Knock, Knock, Knock
Luke 11:1-13

Have any of you ever watched the television series “The Big Bang Theory”?  I ignored it for a long time because it quite simply annoyed me.  Then as I watched it by default a few times I got to know the characters better and the humour started to get through.  I want to share a series of scenes from the show that I think are funny, but also give us a slightly different angle on our text for today.

Play scenes - http://www.youtube.com/watch?v=oMqNyp8W8EU&feature=related

Now you may have gathered from that short burst that Sheldon is a bit of an eccentric and somewhat annoying character.  At the beginning we see him doing the “knock knock knock Penny” thing that progresses throughout the series and is drawn on time and time again.  In that montage we finish up with his surprise at having someone respond and in fact take over the gag when Penny opens the door, or just knocks back from the inside.

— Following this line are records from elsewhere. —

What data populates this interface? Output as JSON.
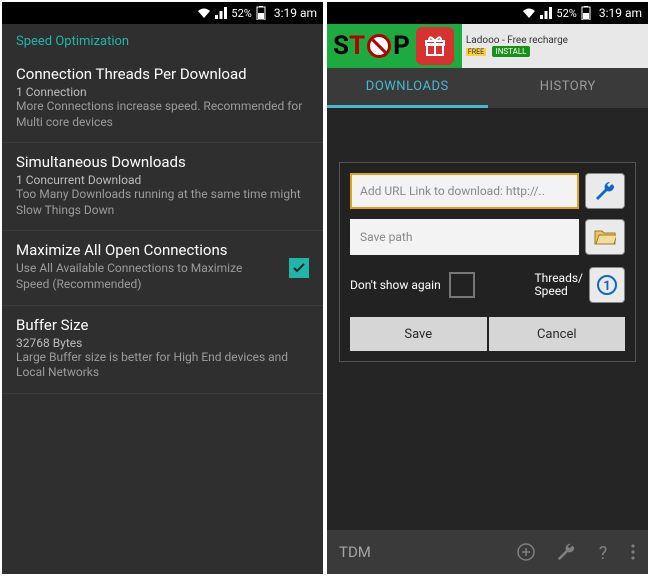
{
  "status": {
    "battery_pct": "52%",
    "time": "3:19 am"
  },
  "left": {
    "section_title": "Speed Optimization",
    "items": [
      {
        "title": "Connection Threads Per Download",
        "value": "1 Connection",
        "desc": "More Connections increase speed. Recommended for Multi core devices"
      },
      {
        "title": "Simultaneous Downloads",
        "value": "1 Concurrent Download",
        "desc": "Too Many Downloads running at the same time might Slow Things Down"
      },
      {
        "title": "Maximize All Open Connections",
        "desc": "Use All Available Connections to Maximize Speed (Recommended)",
        "checked": true
      },
      {
        "title": "Buffer Size",
        "value": "32768 Bytes",
        "desc": "Large Buffer size is better for High End devices and Local Networks"
      }
    ]
  },
  "right": {
    "ad": {
      "text": "Ladooo - Free recharge",
      "free": "FREE",
      "install": "INSTALL"
    },
    "tabs": {
      "downloads": "DOWNLOADS",
      "history": "HISTORY"
    },
    "dialog": {
      "url_placeholder": "Add URL Link to download: http://..",
      "path_placeholder": "Save path",
      "dont_show": "Don't show again",
      "threads_label": "Threads/\nSpeed",
      "save": "Save",
      "cancel": "Cancel"
    },
    "bottom": {
      "title": "TDM"
    }
  }
}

It may show obsessive compulsiveness, but it also shows persistence, he continues until the door is opened to him.  That’s the kind of persistence that Jesus was describing in the parable.  If you have a friend and go and knock on his door in the middle of the night and ask him for something, would you persist or would you just walk away?

I am the kind of person who will knock on a door and quietly sneak away if no one answers after the first or second knock.  I don’t like to disturb people.  What would you do, would you persist?  How many times would you knock, especially if the person on the inside told you to go away? 

By using this parable Jesus is encouraging the disciples to persist in prayer.  If they don’t get a response, ask again.  It is similar to the story of the persistent widow and the judge, she persisted until she got a result.  In our reading today though, Jesus had just answered the disciples request to teach them how to pray, then he follows with this parable that explains how much to pray.  My interpretation is that we should continue to pray, over and over and over again.

We may not get the response that we are after, but we will get a response.  As we heard, “everyone who asks receives and everyone who searches finds, and for everyone who knocks the door will be opened.”  And even if the response is not what we are after we will not receive what is against God’s will, “ Is there any among you who, if your child asks for a fish will give a snake instead of a fish?”  We are God’s children, and he will give to us what we NEED.  Not necessarily what we want, but definitely what we need.

You may have also noticed in this parable that the friend who goes knocking on the door at midnight isn’t asking for something for himself.  He is going and asking his next door neighbour for food for a friend, so that he can show him hospitality.  The neighbour doesn’t seem too fussed about that initially but eventually gives in and grants the request, and gives him what he needs.

The man’s friend was a stranger in town; he had no way of asking for himself, so the one who had the relationship with the neighbour did the asking.  You’ve all done something like that haven’t you?  You know what I mean; you are after a special deal on something, mate’s rates, so you ask a friend to organise with another friend for you to get a special deal.  It’s all about knowing someone who knows someone.  It works for all sorts of things, from getting a cheap set of tyres for your car through to finding a house or getting a job.

How many people do you know that don’t know God or how to pray for themselves.  They probably aren’t going to ask you for mate’s rates, although that has happened to me, but there are opportunities we have to witness to non-Christians by offering to pray for them.  This is a different sort of hospitality than what we’ve been talking about up until now as part of hospitality month but an important aspect of it that shouldn’t be ignored.  How much more important is it for those of us who have the ear of God to share the needs and concerns of those who don’t. 

Eventually it would be great if we could teach them the Lord’s prayer and explain to them that persistent prayer is important and that God will listen to them too, but without having the initial relationship, that connection that many of us take for granted how will it ever happen?

We’ve just recommenced a prayer chain here at OELC and some people have taken advantage of it.  I also know that there are some special ladies as part of a Bible study group who have started sending out cards to people that they have prayed for to let them know that their needs are being put before the Lord.  I know that because I received a card in the mail the other day, (thanks by the way)!  If we can do things like this for our fellow Christians, eventually we may “Step out of the boat” and get our feet wet by doing the same for other friends and acquaintances and showing them that we care for them and give them a connection to the Lord.  Who knows what may come from that.

Then there are those who may want or need to pray but they are in a situation that prevents them from being able to.  We who are able to pray on their behalf have an opportunity to serve them through prayer.

I encourage all of you to be persistent in prayer, keep knocking on the Lord’s door, no matter how frustrated you get because the answer you seek may not be coming, keep persevering, ask for the Holy Spirit to help you discern what the answer is, give God time to speak and you may well hear.  Knock knock knock, God, Knock knock knock, God, Knock knock knock God…

Amen.